→ **Requirement**
Read the records beneath this task and copy every line that contains the string "suspended".

→ **Extracted material**
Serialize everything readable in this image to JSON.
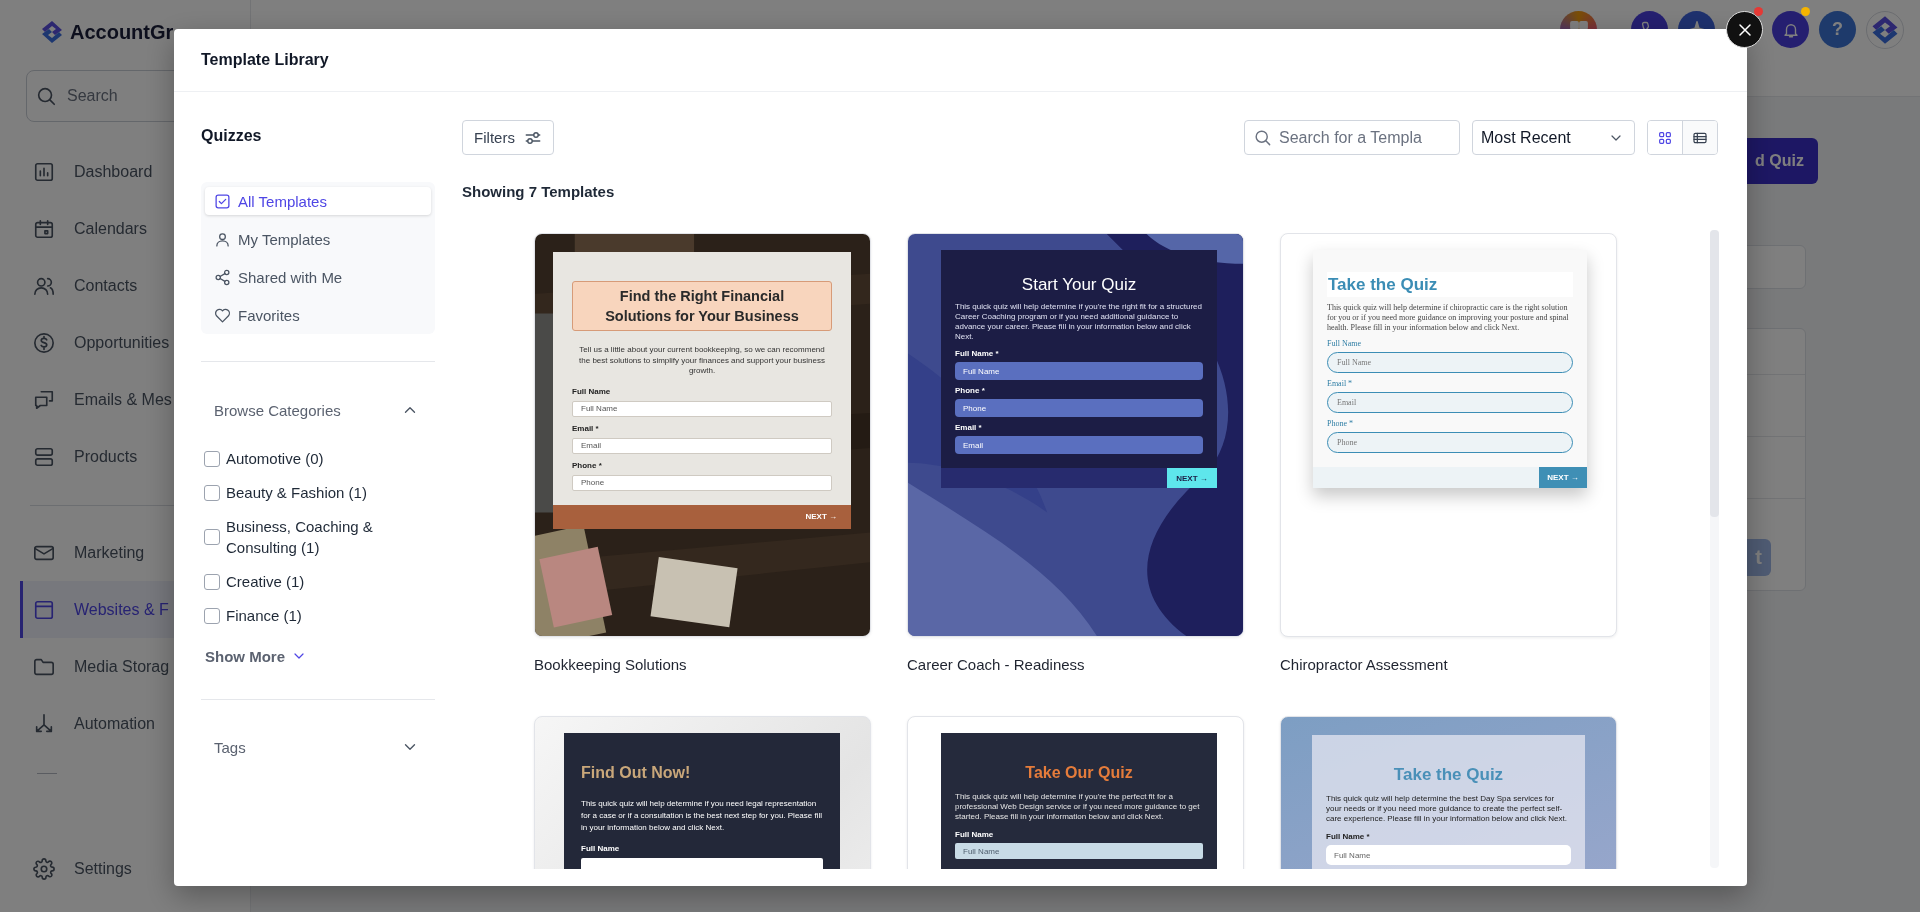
{
  "app": {
    "logo": "AccountGr",
    "search": {
      "placeholder": "Search"
    },
    "nav_sections": [
      {
        "items": [
          {
            "label": "Dashboard",
            "kind": "dashboard",
            "selected": false
          },
          {
            "label": "Calendars",
            "kind": "calendar",
            "selected": false
          },
          {
            "label": "Contacts",
            "kind": "contacts",
            "selected": false
          },
          {
            "label": "Opportunities",
            "kind": "opportunities",
            "selected": false
          },
          {
            "label": "Emails & Mes",
            "kind": "emails",
            "selected": false
          },
          {
            "label": "Products",
            "kind": "products",
            "selected": false
          }
        ]
      },
      {
        "items": [
          {
            "label": "Marketing",
            "kind": "marketing",
            "selected": false
          },
          {
            "label": "Websites & F",
            "kind": "websites",
            "selected": true
          },
          {
            "label": "Media Storag",
            "kind": "media",
            "selected": false
          },
          {
            "label": "Automation",
            "kind": "automation",
            "selected": false
          }
        ]
      }
    ],
    "footer_items": [
      {
        "label": "Settings",
        "kind": "settings",
        "selected": false
      }
    ],
    "header_icons": [
      {
        "kind": "apps"
      },
      {
        "kind": "phone"
      },
      {
        "kind": "sparkle"
      },
      {
        "kind": "avatar",
        "color": "#e53935"
      },
      {
        "kind": "bell",
        "color": "#f5b400"
      },
      {
        "kind": "help",
        "text": "?"
      },
      {
        "kind": "logo"
      }
    ],
    "main": {
      "primary_button": "d Quiz",
      "secondary_button": "t"
    }
  },
  "modal": {
    "title": "Template Library",
    "section_title": "Quizzes",
    "nav": [
      {
        "label": "All Templates",
        "kind": "check",
        "selected": true
      },
      {
        "label": "My Templates",
        "kind": "user",
        "selected": false
      },
      {
        "label": "Shared with Me",
        "kind": "share",
        "selected": false
      },
      {
        "label": "Favorites",
        "kind": "heart",
        "selected": false
      }
    ],
    "categories": {
      "heading": "Browse Categories",
      "expanded": true,
      "items": [
        {
          "label": "Automotive (0)",
          "checked": false
        },
        {
          "label": "Beauty & Fashion (1)",
          "checked": false
        },
        {
          "label": "Business, Coaching & Consulting (1)",
          "checked": false
        },
        {
          "label": "Creative (1)",
          "checked": false
        },
        {
          "label": "Finance (1)",
          "checked": false
        }
      ],
      "show_more": "Show More"
    },
    "tags": {
      "heading": "Tags",
      "expanded": false
    },
    "filters_button": "Filters",
    "search": {
      "placeholder": "Search for a Templa"
    },
    "sort": {
      "value": "Most Recent"
    },
    "views": [
      {
        "kind": "grid",
        "selected": true
      },
      {
        "kind": "list",
        "selected": false
      }
    ],
    "count": "Showing 7 Templates",
    "templates": [
      {
        "name": "Bookkeeping Solutions",
        "kind": "finance",
        "preview": {
          "title": "Find the Right Financial Solutions for Your Business",
          "description": "Tell us a little about your current bookkeeping, so we can recommend the best solutions to simplify your finances and support your business growth.",
          "fields": [
            {
              "label": "Full Name",
              "placeholder": "Full Name"
            },
            {
              "label": "Email *",
              "placeholder": "Email"
            },
            {
              "label": "Phone *",
              "placeholder": "Phone"
            }
          ],
          "next": "NEXT →"
        }
      },
      {
        "name": "Career Coach - Readiness",
        "kind": "career",
        "preview": {
          "title": "Start Your Quiz",
          "description": "This quick quiz will help determine if you're the right fit for a structured Career Coaching program or if you need additional guidance to advance your career. Please fill in your information below and click Next.",
          "fields": [
            {
              "label": "Full Name *",
              "placeholder": "Full Name"
            },
            {
              "label": "Phone *",
              "placeholder": "Phone"
            },
            {
              "label": "Email *",
              "placeholder": "Email"
            }
          ],
          "next": "NEXT →"
        }
      },
      {
        "name": "Chiropractor Assessment",
        "kind": "chiro",
        "preview": {
          "title": "Take the Quiz",
          "description": "This quick quiz will help determine if chiropractic care is the right solution for you or if you need more guidance on improving your posture and spinal health. Please fill in your information below and click Next.",
          "fields": [
            {
              "label": "Full Name",
              "placeholder": "Full Name"
            },
            {
              "label": "Email *",
              "placeholder": "Email"
            },
            {
              "label": "Phone *",
              "placeholder": "Phone"
            }
          ],
          "next": "NEXT →"
        }
      },
      {
        "kind": "legal",
        "preview": {
          "title": "Find Out Now!",
          "description": "This quick quiz will help determine if you need legal representation for a case or if a consultation is the best next step for you. Please fill in your information below and click Next.",
          "fields": [
            {
              "label": "Full Name"
            }
          ]
        }
      },
      {
        "kind": "webdesign",
        "preview": {
          "title": "Take Our Quiz",
          "description": "This quick quiz will help determine if you're the perfect fit for a professional Web Design service or if you need more guidance to get started. Please fill in your information below and click Next.",
          "fields": [
            {
              "label": "Full Name",
              "placeholder": "Full Name"
            }
          ]
        }
      },
      {
        "kind": "spa",
        "preview": {
          "title": "Take the Quiz",
          "description": "This quick quiz will help determine the best Day Spa services for your needs or if you need more guidance to create the perfect self-care experience. Please fill in your information below and click Next.",
          "fields": [
            {
              "label": "Full Name *",
              "placeholder": "Full Name"
            }
          ]
        }
      }
    ]
  }
}
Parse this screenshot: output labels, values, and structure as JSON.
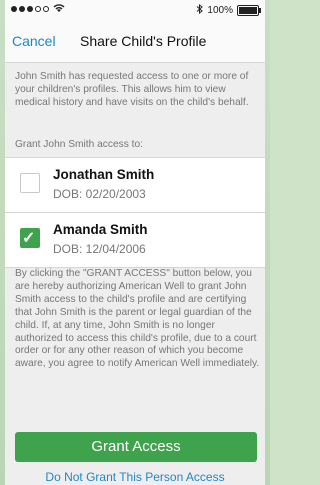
{
  "status_bar": {
    "signal_icon": "signal-dots-icon",
    "wifi_icon": "wifi-icon",
    "bluetooth_icon": "bluetooth-icon",
    "battery_text": "100%",
    "battery_icon": "battery-icon"
  },
  "nav": {
    "cancel_label": "Cancel",
    "title": "Share Child's Profile"
  },
  "intro_text": "John Smith has requested access to one or more of your children's profiles. This allows him to view medical history and have visits on the child's behalf.",
  "grant_label": "Grant John Smith access to:",
  "children": [
    {
      "name": "Jonathan Smith",
      "dob": "DOB: 02/20/2003",
      "checked": false
    },
    {
      "name": "Amanda Smith",
      "dob": "DOB: 12/04/2006",
      "checked": true
    }
  ],
  "legal_text": "By clicking the \"GRANT ACCESS\" button below, you are hereby authorizing American Well to grant John Smith access to the child's profile and are certifying that John Smith is the parent or legal guardian of the child. If, at any time, John Smith is no longer authorized to access this child's profile, due to a court order or for any other reason of which you become aware, you agree to notify American Well immediately.",
  "actions": {
    "grant_label": "Grant Access",
    "deny_label": "Do Not Grant This Person Access"
  },
  "colors": {
    "accent_blue": "#1e88c7",
    "grant_green": "#3fa34d"
  }
}
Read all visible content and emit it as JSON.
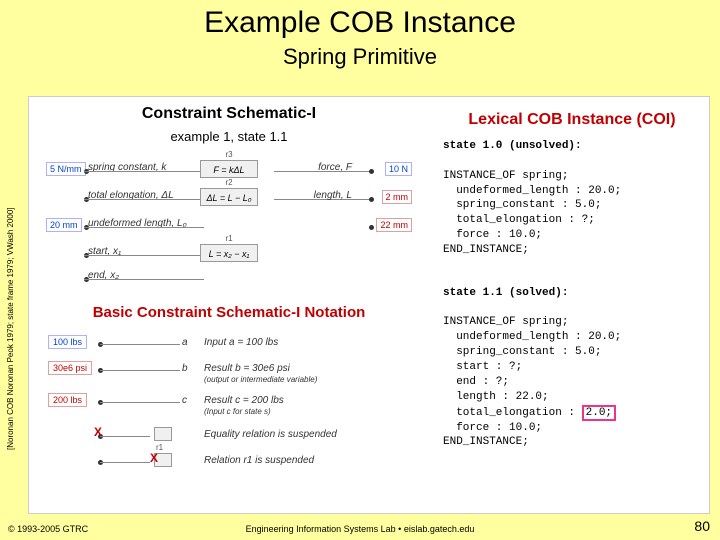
{
  "title": "Example COB Instance",
  "subtitle": "Spring Primitive",
  "sidecite": "[Noronan COB Noronan Peok 1979; state frame 1979; VWash 2000]",
  "left": {
    "heading": "Constraint Schematic-I",
    "example_label": "example 1, state 1.1",
    "rows": [
      {
        "left_tag": "5 N/mm",
        "left_label": "spring constant, k",
        "r": "r3",
        "rel": "F = kΔL",
        "right_label": "force, F",
        "right_tag": "10 N",
        "right_red": false
      },
      {
        "left_tag": "",
        "left_label": "total elongation, ΔL",
        "r": "r2",
        "rel": "ΔL = L − L₀",
        "right_label": "length, L",
        "right_tag": "2 mm",
        "right_red": true
      },
      {
        "left_tag": "20 mm",
        "left_label": "undeformed length, L₀",
        "r": "",
        "rel": "",
        "right_label": "",
        "right_tag": "22 mm",
        "right_red": true
      },
      {
        "left_tag": "",
        "left_label": "start, x₁",
        "r": "r1",
        "rel": "L = x₂ − x₁",
        "right_label": "",
        "right_tag": "",
        "right_red": false
      },
      {
        "left_tag": "",
        "left_label": "end, x₂",
        "r": "",
        "rel": "",
        "right_label": "",
        "right_tag": "",
        "right_red": false
      }
    ],
    "basic_heading": "Basic Constraint Schematic-I Notation",
    "notation": [
      {
        "box": "100 lbs",
        "box_color": "blue",
        "var": "a",
        "desc": "Input a = 100 lbs",
        "line": true,
        "dot": true
      },
      {
        "box": "30e6 psi",
        "box_color": "red",
        "var": "b",
        "desc": "Result b = 30e6 psi",
        "line": true,
        "dot": true,
        "desc2": "(output or intermediate variable)"
      },
      {
        "box": "200 lbs",
        "box_color": "red",
        "var": "c",
        "desc": "Result c = 200 lbs",
        "line": true,
        "dot": true,
        "desc2": "(Input c for state s)"
      },
      {
        "relbox": true,
        "cross_on_dot": true,
        "desc": "Equality relation is suspended"
      },
      {
        "relbox": true,
        "rlabel": "r1",
        "cross_on_box": true,
        "desc": "Relation r1 is suspended"
      }
    ]
  },
  "right": {
    "heading": "Lexical COB Instance (COI)",
    "state10_title": "state 1.0 (unsolved):",
    "state10_body": "INSTANCE_OF spring;\n  undeformed_length : 20.0;\n  spring_constant : 5.0;\n  total_elongation : ?;\n  force : 10.0;\nEND_INSTANCE;",
    "state11_title": "state 1.1 (solved):",
    "state11_body_pre": "INSTANCE_OF spring;\n  undeformed_length : 20.0;\n  spring_constant : 5.0;\n  start : ?;\n  end : ?;\n  length : 22.0;\n  total_elongation : ",
    "state11_hl": "2.0;",
    "state11_body_post": "\n  force : 10.0;\nEND_INSTANCE;"
  },
  "footer": {
    "left": "© 1993-2005 GTRC",
    "center": "Engineering Information Systems Lab  •  eislab.gatech.edu",
    "right": "80"
  }
}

→ **Reply**
        "desc": "Equality relation is suspended"
        "desc": "Relation r1 is suspended"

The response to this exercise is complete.